[Records contained in a dataset]
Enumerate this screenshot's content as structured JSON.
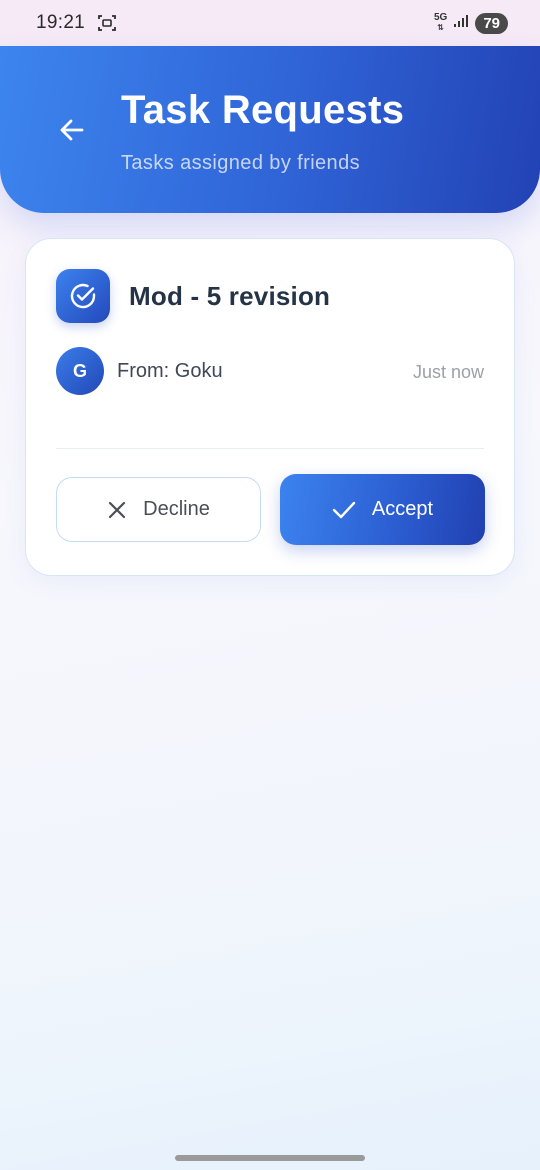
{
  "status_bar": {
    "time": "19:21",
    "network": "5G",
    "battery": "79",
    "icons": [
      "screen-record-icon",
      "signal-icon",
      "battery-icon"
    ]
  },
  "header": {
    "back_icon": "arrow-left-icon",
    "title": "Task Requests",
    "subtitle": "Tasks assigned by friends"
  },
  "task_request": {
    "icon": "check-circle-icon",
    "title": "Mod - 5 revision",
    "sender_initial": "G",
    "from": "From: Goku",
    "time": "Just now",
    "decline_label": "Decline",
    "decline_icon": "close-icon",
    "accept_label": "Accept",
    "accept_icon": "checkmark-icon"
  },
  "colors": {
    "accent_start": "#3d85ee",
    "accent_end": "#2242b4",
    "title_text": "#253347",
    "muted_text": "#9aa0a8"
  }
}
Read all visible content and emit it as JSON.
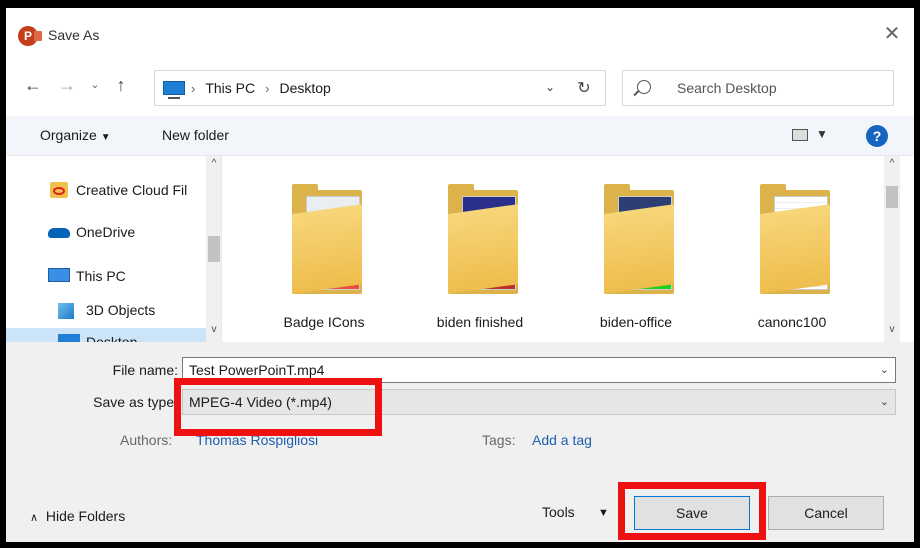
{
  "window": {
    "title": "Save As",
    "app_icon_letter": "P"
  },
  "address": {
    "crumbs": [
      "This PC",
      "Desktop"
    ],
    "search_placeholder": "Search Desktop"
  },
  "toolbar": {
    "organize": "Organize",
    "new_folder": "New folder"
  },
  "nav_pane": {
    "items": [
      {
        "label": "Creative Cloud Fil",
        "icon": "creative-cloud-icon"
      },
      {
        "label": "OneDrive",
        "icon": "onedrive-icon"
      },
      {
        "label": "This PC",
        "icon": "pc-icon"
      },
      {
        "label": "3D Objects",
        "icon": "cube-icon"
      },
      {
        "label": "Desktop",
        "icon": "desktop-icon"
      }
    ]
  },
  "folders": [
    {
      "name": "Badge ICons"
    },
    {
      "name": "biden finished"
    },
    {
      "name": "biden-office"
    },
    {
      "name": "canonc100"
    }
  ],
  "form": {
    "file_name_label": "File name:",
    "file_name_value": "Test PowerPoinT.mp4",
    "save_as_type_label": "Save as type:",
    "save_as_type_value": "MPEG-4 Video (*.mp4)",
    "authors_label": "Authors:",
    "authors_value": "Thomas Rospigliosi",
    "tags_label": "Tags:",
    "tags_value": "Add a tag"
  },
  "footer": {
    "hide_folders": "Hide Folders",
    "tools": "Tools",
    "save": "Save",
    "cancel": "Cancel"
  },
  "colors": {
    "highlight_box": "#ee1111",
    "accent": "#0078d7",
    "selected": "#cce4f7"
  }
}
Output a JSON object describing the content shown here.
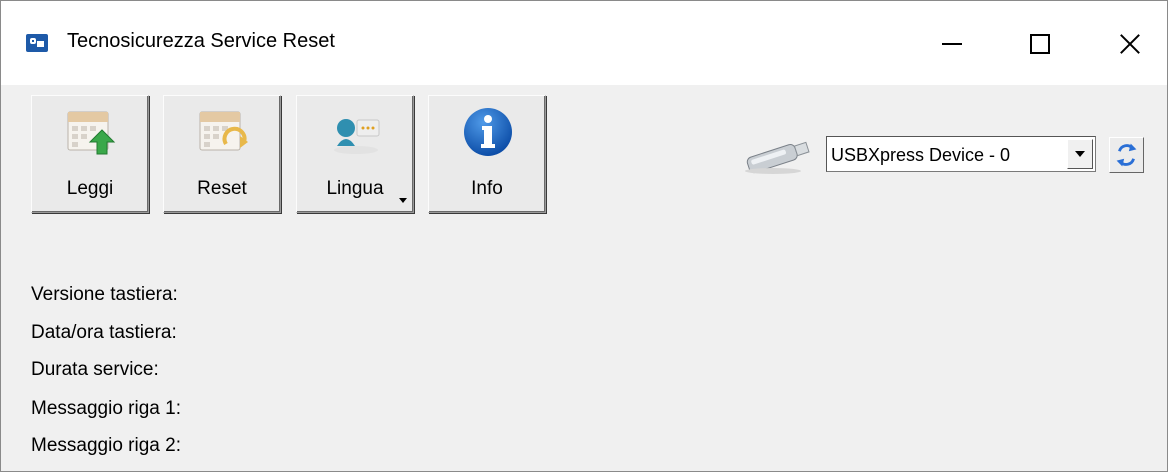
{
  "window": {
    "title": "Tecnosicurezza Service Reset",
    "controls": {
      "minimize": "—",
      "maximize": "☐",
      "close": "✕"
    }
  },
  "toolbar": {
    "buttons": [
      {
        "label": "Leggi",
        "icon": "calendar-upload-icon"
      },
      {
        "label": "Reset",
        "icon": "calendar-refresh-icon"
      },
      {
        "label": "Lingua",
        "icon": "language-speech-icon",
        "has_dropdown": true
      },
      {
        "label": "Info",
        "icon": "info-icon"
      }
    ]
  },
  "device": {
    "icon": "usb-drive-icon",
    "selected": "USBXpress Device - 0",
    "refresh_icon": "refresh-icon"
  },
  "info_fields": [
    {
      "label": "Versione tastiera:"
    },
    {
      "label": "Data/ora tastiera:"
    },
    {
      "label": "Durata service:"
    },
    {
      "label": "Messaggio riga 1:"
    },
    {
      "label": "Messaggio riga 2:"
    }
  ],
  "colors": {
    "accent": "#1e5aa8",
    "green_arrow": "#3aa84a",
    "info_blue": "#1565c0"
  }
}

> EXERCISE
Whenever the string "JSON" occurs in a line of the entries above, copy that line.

> WRITTEN ANSWER
Enumerate this screenshot's content as structured JSON.
Read all visible content and emit it as JSON.
Output a JSON object describing the content shown here.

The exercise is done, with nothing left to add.